Marvel isn't completely ignoring the topic of diversity. With the aforementioned plans for a Black Panther flick, as well as a Captain Marvel movie starring a female lead both set for 2018, the studio is moving in the right direction. But again, we're 13 movies into this franchise and it still feels like baby steps. It doesn't look like much will change between Civil Wand Infinity War, especially considering the fact that Doctor Strange's "Ancient One" character went from an Asian man in the comics to being played by…Tilda Swinton. Oof.

How do you top this?

Now that we've got all our serious concerns out of the way, let's get back to where we started. Civil War is still a huge success as a film on pretty much all the levels that matter. Fans and casual moviegoers alike can't help but love it to bits. From Spider-Man's amazing introduction to Ant-Man's transformation into Giant-Man, it really delivers an incredibly entertaining and fun experience. Some fans might even argue it's the best Marvel movie to date…
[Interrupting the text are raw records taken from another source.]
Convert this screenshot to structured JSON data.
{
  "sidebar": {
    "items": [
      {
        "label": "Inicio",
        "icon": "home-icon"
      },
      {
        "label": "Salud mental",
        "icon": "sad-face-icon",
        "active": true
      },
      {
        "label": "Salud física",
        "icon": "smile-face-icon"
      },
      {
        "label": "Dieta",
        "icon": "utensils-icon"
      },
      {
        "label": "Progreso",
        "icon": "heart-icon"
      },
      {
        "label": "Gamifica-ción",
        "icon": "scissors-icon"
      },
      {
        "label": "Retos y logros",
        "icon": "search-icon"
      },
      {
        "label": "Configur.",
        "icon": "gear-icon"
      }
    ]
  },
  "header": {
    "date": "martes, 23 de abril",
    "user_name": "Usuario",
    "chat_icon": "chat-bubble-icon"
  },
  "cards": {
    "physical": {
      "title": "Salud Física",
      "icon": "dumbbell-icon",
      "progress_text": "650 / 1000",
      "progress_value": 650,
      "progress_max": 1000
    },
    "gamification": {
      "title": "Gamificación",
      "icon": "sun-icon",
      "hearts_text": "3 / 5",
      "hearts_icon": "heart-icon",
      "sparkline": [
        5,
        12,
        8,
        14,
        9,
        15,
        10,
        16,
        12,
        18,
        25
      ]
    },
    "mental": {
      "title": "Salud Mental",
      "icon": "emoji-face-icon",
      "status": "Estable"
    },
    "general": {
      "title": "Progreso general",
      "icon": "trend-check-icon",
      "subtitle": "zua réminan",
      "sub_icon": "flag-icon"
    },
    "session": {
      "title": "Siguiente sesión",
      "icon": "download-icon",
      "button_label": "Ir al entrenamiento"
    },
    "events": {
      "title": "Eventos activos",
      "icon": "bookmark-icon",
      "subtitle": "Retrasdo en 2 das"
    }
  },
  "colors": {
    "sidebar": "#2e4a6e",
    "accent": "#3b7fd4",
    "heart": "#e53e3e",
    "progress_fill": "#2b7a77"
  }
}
So how do you beat the best? The law of averages dictates that it's impossible to hit a home run every time you come up to bat—but it seems like that's exactly what's happening with Marvel's movies. At some point, there's bound to be a clunker. Many seemed to think that Age of Ultron was a sign that Marvel was beginning to stumble, but its 75 percent fresh rating on Rotten Tomatoes would seem to indicate that it's actually a pretty well-liked movie despite its flaws. But how will Marvel keep the hits coming after all of its movies finally collide in Infinity War? What goes up, must come down. And at some point, we'll have reached the top of the Marvel Mountain. When will we start to fall from the peak?